    AP
    Lake believes the doctor may have a problem proving the value of the "gifted" kidney.

    Just when you thought you've heard it all, a New York doctor is asking the court to return the kidney he donated his spouse.

    In 2001, the wife of Dr. Richard Batista needed a kidney transplant, and since he medically qualified as a match, he dutifully donated his to her.

    Now in the throes of a bitter divorce, Dr. Batista and his lawyers have filed court documents seeking the return of the kidney, or, in the alternative, the value of the kidney which they estimate at $1.5 million.

    The good doctor has accused his wife, Dawnell, of cheating on him and having an affair a few years after she recovered from the transplant surgery.

    As a divorce attorney, I commend them on their creativity, but in my opinion there is no chance that they will recover the kidney or the cash.

    What this case does point out, however, is the frustration that some people experience trying to find justice in divorce court. With most states having some form of "no fault" divorce law, the innocent spouse who did not break his/her marriage vows is angry that the cheating spouse isn't being punished somehow.

    Typically, a gift from one spouse to another during the marriage is considered "non marital" property which can't be taken back in a divorce.

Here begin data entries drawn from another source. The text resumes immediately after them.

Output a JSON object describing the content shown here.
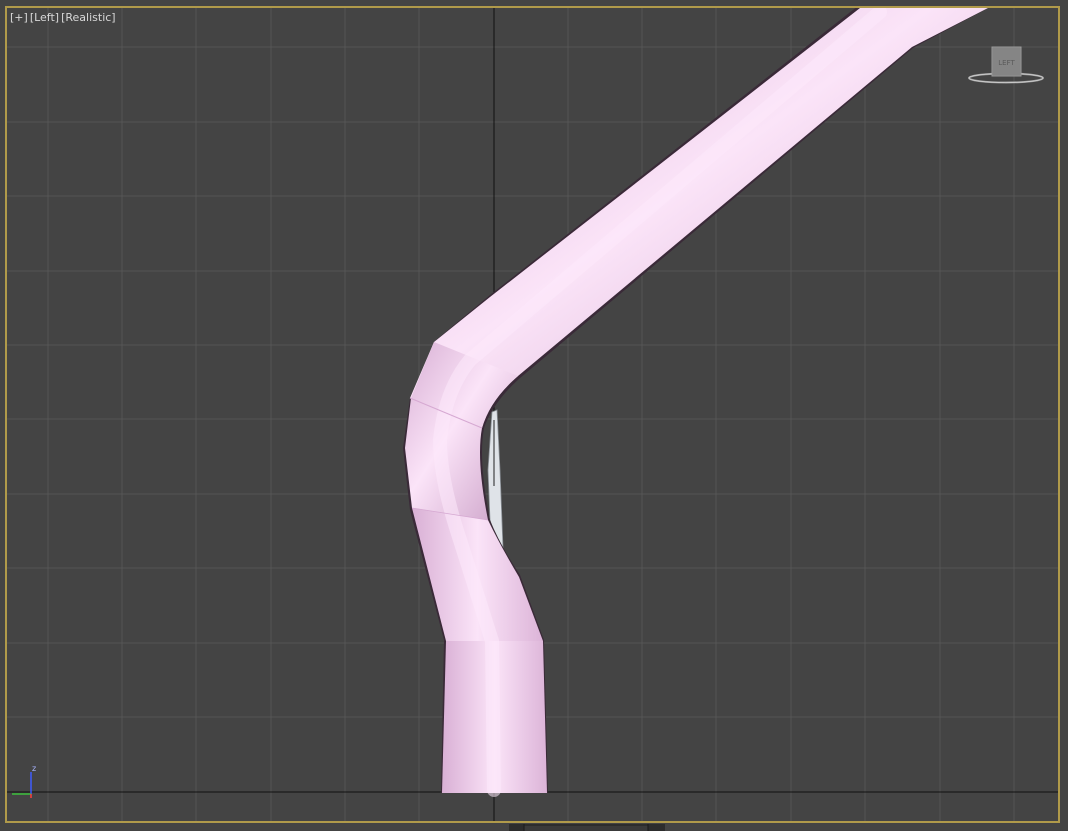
{
  "viewport": {
    "labels": [
      "[+]",
      "[Left]",
      "[Realistic]"
    ],
    "viewcube_face": "LEFT",
    "axis_label_z": "z",
    "colors": {
      "background": "#444444",
      "grid_line": "#5a5a5a",
      "grid_axis": "#000000",
      "frame_border": "#b09a4a",
      "tube_fill": "#f0c8ec",
      "tube_highlight": "#fbe4f8",
      "tube_shadow": "#c89cc4",
      "tube_edge": "#3a2a38",
      "inner_object": "#dfe3e8",
      "axis_z": "#3e5cff",
      "axis_y": "#3cc03c"
    },
    "icons": {
      "viewcube": "viewcube-icon",
      "axis_tripod": "axis-tripod-icon"
    }
  }
}
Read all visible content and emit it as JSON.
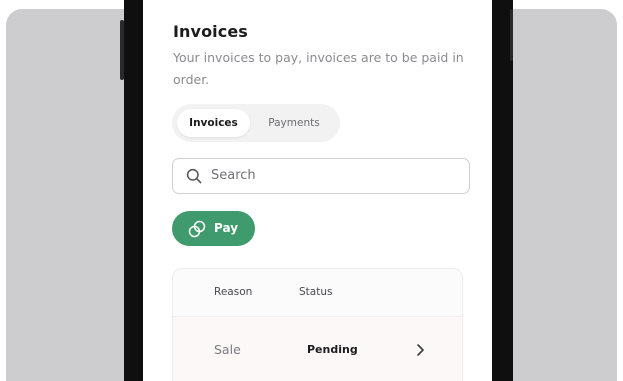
{
  "page": {
    "title": "Invoices",
    "subtitle": "Your invoices to pay, invoices are to be paid in order."
  },
  "tabs": {
    "active": "Invoices",
    "inactive": "Payments"
  },
  "search": {
    "placeholder": "Search",
    "icon": "search-icon"
  },
  "pay_button": {
    "label": "Pay",
    "icon": "pay-icon",
    "color": "#3f9a6d"
  },
  "table": {
    "columns": [
      "Reason",
      "Status"
    ],
    "rows": [
      {
        "reason": "Sale",
        "status": "Pending",
        "icon": "chevron-right-icon"
      }
    ]
  },
  "colors": {
    "backdrop": "#cdcdcf",
    "phone_frame": "#0f0f10",
    "accent_green": "#3f9a6d"
  }
}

What possibly could be argued though, is if one spouse has significant non marital assets, the other spouse may be entitled to more than 50 percent of the "marital" assets.

    So perhaps if Dr. Batista can prove the value of the "gifted" kidney, he may get some financial consideration after all when they slice up the marital pie.

    Or should I say kidney pie?